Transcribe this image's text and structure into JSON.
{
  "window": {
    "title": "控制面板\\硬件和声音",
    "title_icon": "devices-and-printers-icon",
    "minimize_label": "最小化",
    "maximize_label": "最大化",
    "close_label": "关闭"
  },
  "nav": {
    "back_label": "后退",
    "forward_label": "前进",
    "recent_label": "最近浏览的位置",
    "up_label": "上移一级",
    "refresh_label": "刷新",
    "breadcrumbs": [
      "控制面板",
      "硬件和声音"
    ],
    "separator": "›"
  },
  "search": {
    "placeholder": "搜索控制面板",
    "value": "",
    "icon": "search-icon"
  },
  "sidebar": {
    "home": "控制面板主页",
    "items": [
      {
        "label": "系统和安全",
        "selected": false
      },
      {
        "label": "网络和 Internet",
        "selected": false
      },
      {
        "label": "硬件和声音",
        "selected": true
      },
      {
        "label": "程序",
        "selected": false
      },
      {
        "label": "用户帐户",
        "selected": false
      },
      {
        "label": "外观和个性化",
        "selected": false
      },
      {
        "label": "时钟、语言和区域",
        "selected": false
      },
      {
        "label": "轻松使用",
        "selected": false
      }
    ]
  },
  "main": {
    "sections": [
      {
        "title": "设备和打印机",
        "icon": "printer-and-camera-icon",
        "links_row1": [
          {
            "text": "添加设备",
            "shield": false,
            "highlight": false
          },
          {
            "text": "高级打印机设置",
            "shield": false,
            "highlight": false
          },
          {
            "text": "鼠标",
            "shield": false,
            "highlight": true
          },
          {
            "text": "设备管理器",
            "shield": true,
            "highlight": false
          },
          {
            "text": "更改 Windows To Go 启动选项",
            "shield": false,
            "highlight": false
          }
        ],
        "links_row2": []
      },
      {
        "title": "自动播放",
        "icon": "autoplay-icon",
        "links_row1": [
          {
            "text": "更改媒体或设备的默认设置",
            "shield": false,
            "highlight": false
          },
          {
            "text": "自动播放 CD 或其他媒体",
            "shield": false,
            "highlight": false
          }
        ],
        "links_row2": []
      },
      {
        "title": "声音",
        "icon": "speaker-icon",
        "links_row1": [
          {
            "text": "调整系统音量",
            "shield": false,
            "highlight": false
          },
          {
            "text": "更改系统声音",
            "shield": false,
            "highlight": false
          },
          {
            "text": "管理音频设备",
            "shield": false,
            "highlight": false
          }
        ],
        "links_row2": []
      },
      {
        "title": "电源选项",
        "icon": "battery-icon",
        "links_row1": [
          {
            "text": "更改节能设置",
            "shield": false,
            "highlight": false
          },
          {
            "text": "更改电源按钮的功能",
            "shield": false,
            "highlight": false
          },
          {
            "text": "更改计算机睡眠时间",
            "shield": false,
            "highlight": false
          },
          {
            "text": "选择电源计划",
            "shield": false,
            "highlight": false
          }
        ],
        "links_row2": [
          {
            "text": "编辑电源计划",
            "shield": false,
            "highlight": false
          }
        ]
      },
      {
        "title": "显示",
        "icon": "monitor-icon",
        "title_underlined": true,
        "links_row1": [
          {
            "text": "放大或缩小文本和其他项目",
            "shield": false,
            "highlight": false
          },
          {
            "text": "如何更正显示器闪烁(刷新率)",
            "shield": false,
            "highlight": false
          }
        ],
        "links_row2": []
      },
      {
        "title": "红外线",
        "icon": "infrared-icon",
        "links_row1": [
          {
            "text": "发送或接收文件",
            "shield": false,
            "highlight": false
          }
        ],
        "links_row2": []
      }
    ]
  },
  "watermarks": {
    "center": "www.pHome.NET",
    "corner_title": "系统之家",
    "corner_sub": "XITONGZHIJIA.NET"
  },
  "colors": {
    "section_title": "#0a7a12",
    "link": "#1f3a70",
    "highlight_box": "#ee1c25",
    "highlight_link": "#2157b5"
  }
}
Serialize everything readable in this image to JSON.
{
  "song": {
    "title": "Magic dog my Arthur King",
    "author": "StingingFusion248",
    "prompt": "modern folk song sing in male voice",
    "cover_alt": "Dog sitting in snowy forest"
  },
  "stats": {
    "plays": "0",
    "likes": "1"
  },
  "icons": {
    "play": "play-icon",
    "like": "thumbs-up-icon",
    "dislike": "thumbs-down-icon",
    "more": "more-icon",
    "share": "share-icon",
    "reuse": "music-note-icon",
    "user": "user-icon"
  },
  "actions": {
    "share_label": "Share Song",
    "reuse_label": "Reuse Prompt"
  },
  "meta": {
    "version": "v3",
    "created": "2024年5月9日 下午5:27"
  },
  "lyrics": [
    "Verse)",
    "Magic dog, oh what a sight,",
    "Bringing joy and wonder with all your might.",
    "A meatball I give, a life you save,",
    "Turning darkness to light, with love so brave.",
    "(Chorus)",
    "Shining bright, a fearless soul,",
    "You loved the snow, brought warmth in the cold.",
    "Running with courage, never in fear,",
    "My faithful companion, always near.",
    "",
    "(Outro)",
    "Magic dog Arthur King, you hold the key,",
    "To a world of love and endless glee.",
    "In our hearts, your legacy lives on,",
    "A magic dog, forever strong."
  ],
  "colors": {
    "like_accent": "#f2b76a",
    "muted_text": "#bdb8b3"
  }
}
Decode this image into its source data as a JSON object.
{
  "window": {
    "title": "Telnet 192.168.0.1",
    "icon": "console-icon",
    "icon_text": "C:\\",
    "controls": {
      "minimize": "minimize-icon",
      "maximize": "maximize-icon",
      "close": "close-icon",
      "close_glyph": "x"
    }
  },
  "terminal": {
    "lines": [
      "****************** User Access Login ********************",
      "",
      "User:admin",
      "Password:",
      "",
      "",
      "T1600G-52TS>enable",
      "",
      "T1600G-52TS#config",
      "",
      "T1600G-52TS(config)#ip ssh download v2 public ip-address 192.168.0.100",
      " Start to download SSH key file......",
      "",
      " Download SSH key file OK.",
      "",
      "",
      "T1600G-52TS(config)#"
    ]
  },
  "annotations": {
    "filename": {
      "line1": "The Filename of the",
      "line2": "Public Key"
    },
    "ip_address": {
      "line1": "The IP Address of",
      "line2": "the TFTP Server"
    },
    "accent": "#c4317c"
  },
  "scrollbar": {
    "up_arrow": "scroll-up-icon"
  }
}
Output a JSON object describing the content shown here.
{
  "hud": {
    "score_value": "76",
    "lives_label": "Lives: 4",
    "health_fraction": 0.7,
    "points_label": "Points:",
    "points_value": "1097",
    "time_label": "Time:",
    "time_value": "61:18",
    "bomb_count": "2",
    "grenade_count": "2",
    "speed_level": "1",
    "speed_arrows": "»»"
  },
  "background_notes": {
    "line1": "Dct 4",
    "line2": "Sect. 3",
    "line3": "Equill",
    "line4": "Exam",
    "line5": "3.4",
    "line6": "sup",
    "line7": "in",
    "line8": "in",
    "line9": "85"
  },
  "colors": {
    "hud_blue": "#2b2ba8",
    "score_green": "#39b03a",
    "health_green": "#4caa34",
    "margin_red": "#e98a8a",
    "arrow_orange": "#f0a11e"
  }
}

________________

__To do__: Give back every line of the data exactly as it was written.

__Answer__:
Transcribe this image's text and structure into JSON.
{
  "window": {
    "title": "控制面板\\硬件和声音",
    "title_icon": "devices-and-printers-icon",
    "minimize_label": "最小化",
    "maximize_label": "最大化",
    "close_label": "关闭"
  },
  "nav": {
    "back_label": "后退",
    "forward_label": "前进",
    "recent_label": "最近浏览的位置",
    "up_label": "上移一级",
    "refresh_label": "刷新",
    "breadcrumbs": [
      "控制面板",
      "硬件和声音"
    ],
    "separator": "›"
  },
  "search": {
    "placeholder": "搜索控制面板",
    "value": "",
    "icon": "search-icon"
  },
  "sidebar": {
    "home": "控制面板主页",
    "items": [
      {
        "label": "系统和安全",
        "selected": false
      },
      {
        "label": "网络和 Internet",
        "selected": false
      },
      {
        "label": "硬件和声音",
        "selected": true
      },
      {
        "label": "程序",
        "selected": false
      },
      {
        "label": "用户帐户",
        "selected": false
      },
      {
        "label": "外观和个性化",
        "selected": false
      },
      {
        "label": "时钟、语言和区域",
        "selected": false
      },
      {
        "label": "轻松使用",
        "selected": false
      }
    ]
  },
  "main": {
    "sections": [
      {
        "title": "设备和打印机",
        "icon": "printer-and-camera-icon",
        "links_row1": [
          {
            "text": "添加设备",
            "shield": false,
            "highlight": false
          },
          {
            "text": "高级打印机设置",
            "shield": false,
            "highlight": false
          },
          {
            "text": "鼠标",
            "shield": false,
            "highlight": true
          },
          {
            "text": "设备管理器",
            "shield": true,
            "highlight": false
          },
          {
            "text": "更改 Windows To Go 启动选项",
            "shield": false,
            "highlight": false
          }
        ],
        "links_row2": []
      },
      {
        "title": "自动播放",
        "icon": "autoplay-icon",
        "links_row1": [
          {
            "text": "更改媒体或设备的默认设置",
            "shield": false,
            "highlight": false
          },
          {
            "text": "自动播放 CD 或其他媒体",
            "shield": false,
            "highlight": false
          }
        ],
        "links_row2": []
      },
      {
        "title": "声音",
        "icon": "speaker-icon",
        "links_row1": [
          {
            "text": "调整系统音量",
            "shield": false,
            "highlight": false
          },
          {
            "text": "更改系统声音",
            "shield": false,
            "highlight": false
          },
          {
            "text": "管理音频设备",
            "shield": false,
            "highlight": false
          }
        ],
        "links_row2": []
      },
      {
        "title": "电源选项",
        "icon": "battery-icon",
        "links_row1": [
          {
            "text": "更改节能设置",
            "shield": false,
            "highlight": false
          },
          {
            "text": "更改电源按钮的功能",
            "shield": false,
            "highlight": false
          },
          {
            "text": "更改计算机睡眠时间",
            "shield": false,
            "highlight": false
          },
          {
            "text": "选择电源计划",
            "shield": false,
            "highlight": false
          }
        ],
        "links_row2": [
          {
            "text": "编辑电源计划",
            "shield": false,
            "highlight": false
          }
        ]
      },
      {
        "title": "显示",
        "icon": "monitor-icon",
        "title_underlined": true,
        "links_row1": [
          {
            "text": "放大或缩小文本和其他项目",
            "shield": false,
            "highlight": false
          },
          {
            "text": "如何更正显示器闪烁(刷新率)",
            "shield": false,
            "highlight": false
          }
        ],
        "links_row2": []
      },
      {
        "title": "红外线",
        "icon": "infrared-icon",
        "links_row1": [
          {
            "text": "发送或接收文件",
            "shield": false,
            "highlight": false
          }
        ],
        "links_row2": []
      }
    ]
  },
  "watermarks": {
    "center": "www.pHome.NET",
    "corner_title": "系统之家",
    "corner_sub": "XITONGZHIJIA.NET"
  },
  "colors": {
    "section_title": "#0a7a12",
    "link": "#1f3a70",
    "highlight_box": "#ee1c25",
    "highlight_link": "#2157b5"
  }
}
Serialize everything readable in this image to JSON.
{
  "song": {
    "title": "Magic dog my Arthur King",
    "author": "StingingFusion248",
    "prompt": "modern folk song sing in male voice",
    "cover_alt": "Dog sitting in snowy forest"
  },
  "stats": {
    "plays": "0",
    "likes": "1"
  },
  "icons": {
    "play": "play-icon",
    "like": "thumbs-up-icon",
    "dislike": "thumbs-down-icon",
    "more": "more-icon",
    "share": "share-icon",
    "reuse": "music-note-icon",
    "user": "user-icon"
  },
  "actions": {
    "share_label": "Share Song",
    "reuse_label": "Reuse Prompt"
  },
  "meta": {
    "version": "v3",
    "created": "2024年5月9日 下午5:27"
  },
  "lyrics": [
    "Verse)",
    "Magic dog, oh what a sight,",
    "Bringing joy and wonder with all your might.",
    "A meatball I give, a life you save,",
    "Turning darkness to light, with love so brave.",
    "(Chorus)",
    "Shining bright, a fearless soul,",
    "You loved the snow, brought warmth in the cold.",
    "Running with courage, never in fear,",
    "My faithful companion, always near.",
    "",
    "(Outro)",
    "Magic dog Arthur King, you hold the key,",
    "To a world of love and endless glee.",
    "In our hearts, your legacy lives on,",
    "A magic dog, forever strong."
  ],
  "colors": {
    "like_accent": "#f2b76a",
    "muted_text": "#bdb8b3"
  }
}
Decode this image into its source data as a JSON object.
{
  "window": {
    "title": "Telnet 192.168.0.1",
    "icon": "console-icon",
    "icon_text": "C:\\",
    "controls": {
      "minimize": "minimize-icon",
      "maximize": "maximize-icon",
      "close": "close-icon",
      "close_glyph": "x"
    }
  },
  "terminal": {
    "lines": [
      "****************** User Access Login ********************",
      "",
      "User:admin",
      "Password:",
      "",
      "",
      "T1600G-52TS>enable",
      "",
      "T1600G-52TS#config",
      "",
      "T1600G-52TS(config)#ip ssh download v2 public ip-address 192.168.0.100",
      " Start to download SSH key file......",
      "",
      " Download SSH key file OK.",
      "",
      "",
      "T1600G-52TS(config)#"
    ]
  },
  "annotations": {
    "filename": {
      "line1": "The Filename of the",
      "line2": "Public Key"
    },
    "ip_address": {
      "line1": "The IP Address of",
      "line2": "the TFTP Server"
    },
    "accent": "#c4317c"
  },
  "scrollbar": {
    "up_arrow": "scroll-up-icon"
  }
}
Output a JSON object describing the content shown here.
{
  "hud": {
    "score_value": "76",
    "lives_label": "Lives: 4",
    "health_fraction": 0.7,
    "points_label": "Points:",
    "points_value": "1097",
    "time_label": "Time:",
    "time_value": "61:18",
    "bomb_count": "2",
    "grenade_count": "2",
    "speed_level": "1",
    "speed_arrows": "»»"
  },
  "background_notes": {
    "line1": "Dct 4",
    "line2": "Sect. 3",
    "line3": "Equill",
    "line4": "Exam",
    "line5": "3.4",
    "line6": "sup",
    "line7": "in",
    "line8": "in",
    "line9": "85"
  },
  "colors": {
    "hud_blue": "#2b2ba8",
    "score_green": "#39b03a",
    "health_green": "#4caa34",
    "margin_red": "#e98a8a",
    "arrow_orange": "#f0a11e"
  }
}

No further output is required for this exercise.